This implementation makes software updates significantly faster on Android devices. However, some OEMs are yet to adopt this approach. Samsung devices, for instance, don’t feature A/B partitions and take much longer to apply software updates, making the devices unusable for several minutes. Google now aims to change that by making virtual A/B support mandatory for GMS licensing on devices launching with Android 13.
Google previously attempted mandating virtual A/B support on all devices launching with Android 11. However, the company backtracked on the requirement and updated the Android 11 Compatibility Definition Document (CDD) to recommend, but not enforce, support for A/B system updates . Due to this, some Android OEMs are yet to implement virtual A/B support and, by extension, support for Seamless Updates on their devices.
While the Android 13 CDD still doesn’t require OEMs to offer virtual A/B support, a new report from Esper reveals that Google is now mandating it for GMS licensing on Android 13 launch devices. To that end, the company has added new tests to the Vendor Test Suite (VTS) that make virtual A/B support mandatory for Android 13 launch devices.
The report notes that although these tests were merged ahead of the Android 13 launch, they “remain in place even after its launch, in contrast to what happened during Android 11’s development.” This means that all devices launching with Android 13 will have to pass these tests to get GMS certification.
In effect, Google will require OEMs launching devices with Android 13 to offer virtual A/B support if they wish to provide Google Mobile Services. The only exception, as Esper notes, is “Android 13 launch devices shipping with older vendor software, thanks to the carve outs in the VTS test as a result of the Google Requirements Freeze (GRF) program.”

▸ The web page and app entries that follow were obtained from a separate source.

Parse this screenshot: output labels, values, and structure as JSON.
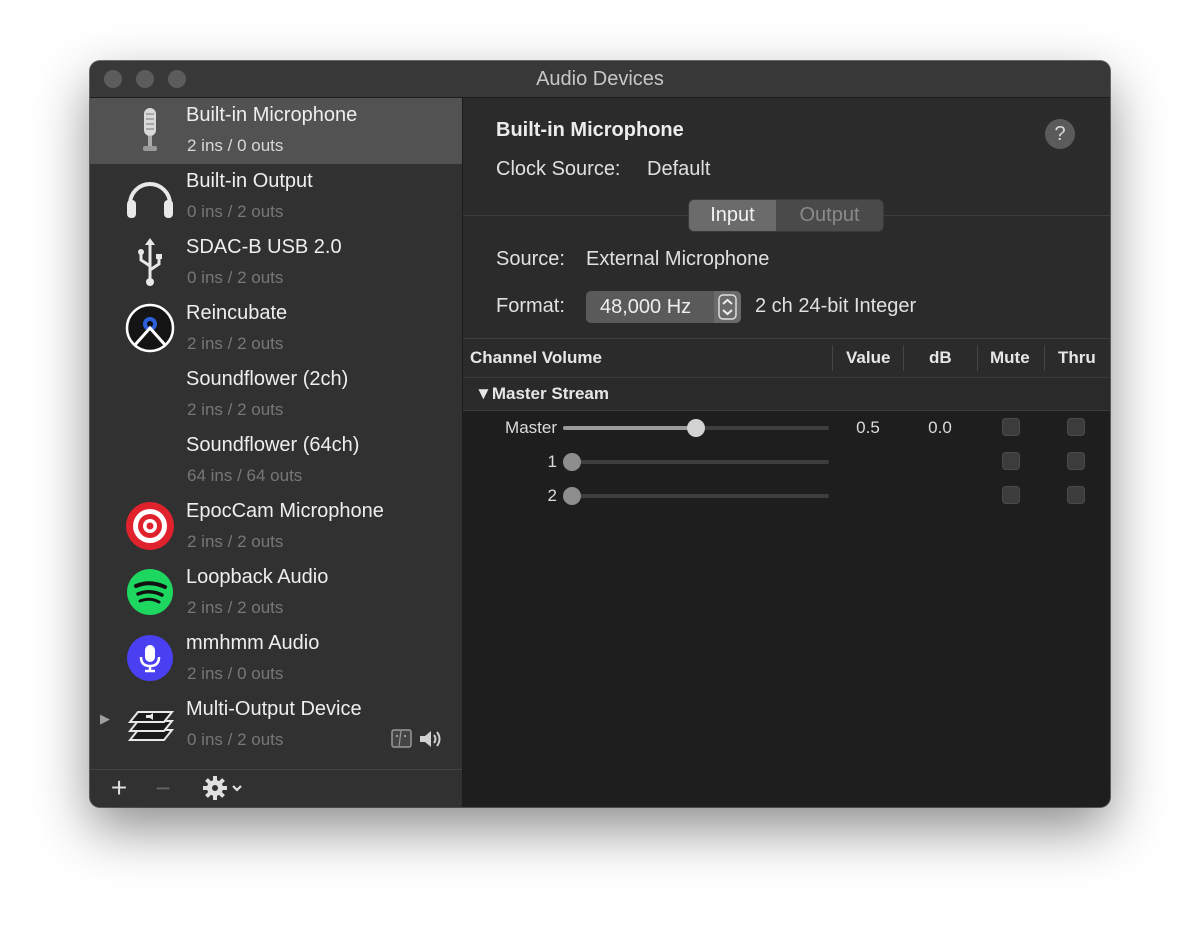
{
  "window": {
    "title": "Audio Devices"
  },
  "sidebar": {
    "devices": [
      {
        "name": "Built-in Microphone",
        "io": "2 ins / 0 outs",
        "icon": "microphone-icon",
        "selected": true
      },
      {
        "name": "Built-in Output",
        "io": "0 ins / 2 outs",
        "icon": "headphones-icon"
      },
      {
        "name": "SDAC-B USB 2.0",
        "io": "0 ins / 2 outs",
        "icon": "usb-icon"
      },
      {
        "name": "Reincubate",
        "io": "2 ins / 2 outs",
        "icon": "reincubate-icon"
      },
      {
        "name": "Soundflower (2ch)",
        "io": "2 ins / 2 outs",
        "icon": ""
      },
      {
        "name": "Soundflower (64ch)",
        "io": "64 ins / 64 outs",
        "icon": ""
      },
      {
        "name": "EpocCam Microphone",
        "io": "2 ins / 2 outs",
        "icon": "epoccam-icon"
      },
      {
        "name": "Loopback Audio",
        "io": "2 ins / 2 outs",
        "icon": "spotify-icon"
      },
      {
        "name": "mmhmm Audio",
        "io": "2 ins / 0 outs",
        "icon": "mmhmm-mic-icon"
      },
      {
        "name": "Multi-Output Device",
        "io": "0 ins / 2 outs",
        "icon": "multi-output-icon"
      }
    ],
    "toolbar": {
      "add": "+",
      "remove": "−"
    }
  },
  "detail": {
    "device_name": "Built-in Microphone",
    "help": "?",
    "clock_source_label": "Clock Source:",
    "clock_source_value": "Default",
    "tabs": {
      "input": "Input",
      "output": "Output",
      "selected": "Input"
    },
    "source_label": "Source:",
    "source_value": "External Microphone",
    "format_label": "Format:",
    "format_rate": "48,000 Hz",
    "format_desc": "2 ch 24-bit Integer"
  },
  "volume_table": {
    "headers": {
      "channel": "Channel Volume",
      "value": "Value",
      "db": "dB",
      "mute": "Mute",
      "thru": "Thru"
    },
    "group": "▼Master Stream",
    "rows": [
      {
        "label": "Master",
        "level": 0.5,
        "value": "0.5",
        "db": "0.0"
      },
      {
        "label": "1",
        "level": 0,
        "value": "",
        "db": ""
      },
      {
        "label": "2",
        "level": 0,
        "value": "",
        "db": ""
      }
    ]
  },
  "colors": {
    "accent_red": "#e0222d",
    "spotify_green": "#1ed760",
    "mmhmm_blue": "#4b3ff2"
  }
}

With virtual A/B support becoming a requirement on Android 13 launch devices with GMS, Seamless Updates should finally become available on devices from all OEMs. For more information on virtual A/B and how it speeds up software updates, check out the Esper blog linked below.